Excerpts from an interface dataset
====================
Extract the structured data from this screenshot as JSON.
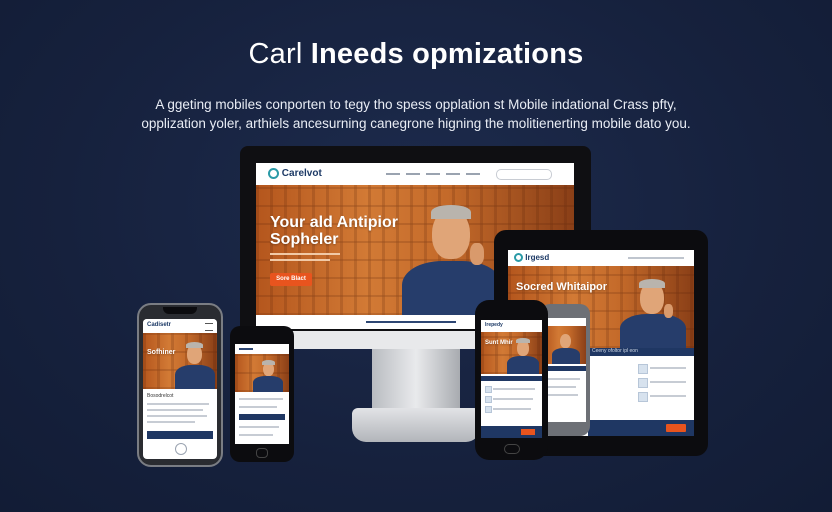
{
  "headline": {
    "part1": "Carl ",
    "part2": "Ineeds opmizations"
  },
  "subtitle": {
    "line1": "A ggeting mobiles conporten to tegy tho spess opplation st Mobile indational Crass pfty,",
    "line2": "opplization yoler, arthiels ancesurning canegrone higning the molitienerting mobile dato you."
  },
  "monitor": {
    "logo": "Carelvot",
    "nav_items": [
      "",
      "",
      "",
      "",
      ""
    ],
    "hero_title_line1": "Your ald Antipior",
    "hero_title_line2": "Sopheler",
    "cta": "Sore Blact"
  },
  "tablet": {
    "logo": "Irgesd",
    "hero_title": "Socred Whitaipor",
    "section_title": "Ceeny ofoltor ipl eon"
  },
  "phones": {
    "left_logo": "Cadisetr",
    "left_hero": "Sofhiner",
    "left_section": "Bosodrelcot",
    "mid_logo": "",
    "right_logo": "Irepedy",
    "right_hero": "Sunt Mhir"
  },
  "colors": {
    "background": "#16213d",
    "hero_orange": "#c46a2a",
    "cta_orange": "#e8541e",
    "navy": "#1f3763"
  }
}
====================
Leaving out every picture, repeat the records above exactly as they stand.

RESPONSE:
Extract the structured data from this screenshot as JSON.
{
  "headline": {
    "part1": "Carl ",
    "part2": "Ineeds opmizations"
  },
  "subtitle": {
    "line1": "A ggeting mobiles conporten to tegy tho spess opplation st Mobile indational Crass pfty,",
    "line2": "opplization yoler, arthiels ancesurning canegrone higning the molitienerting mobile dato you."
  },
  "monitor": {
    "logo": "Carelvot",
    "nav_items": [
      "",
      "",
      "",
      "",
      ""
    ],
    "hero_title_line1": "Your ald Antipior",
    "hero_title_line2": "Sopheler",
    "cta": "Sore Blact"
  },
  "tablet": {
    "logo": "Irgesd",
    "hero_title": "Socred Whitaipor",
    "section_title": "Ceeny ofoltor ipl eon"
  },
  "phones": {
    "left_logo": "Cadisetr",
    "left_hero": "Sofhiner",
    "left_section": "Bosodrelcot",
    "mid_logo": "",
    "right_logo": "Irepedy",
    "right_hero": "Sunt Mhir"
  },
  "colors": {
    "background": "#16213d",
    "hero_orange": "#c46a2a",
    "cta_orange": "#e8541e",
    "navy": "#1f3763"
  }
}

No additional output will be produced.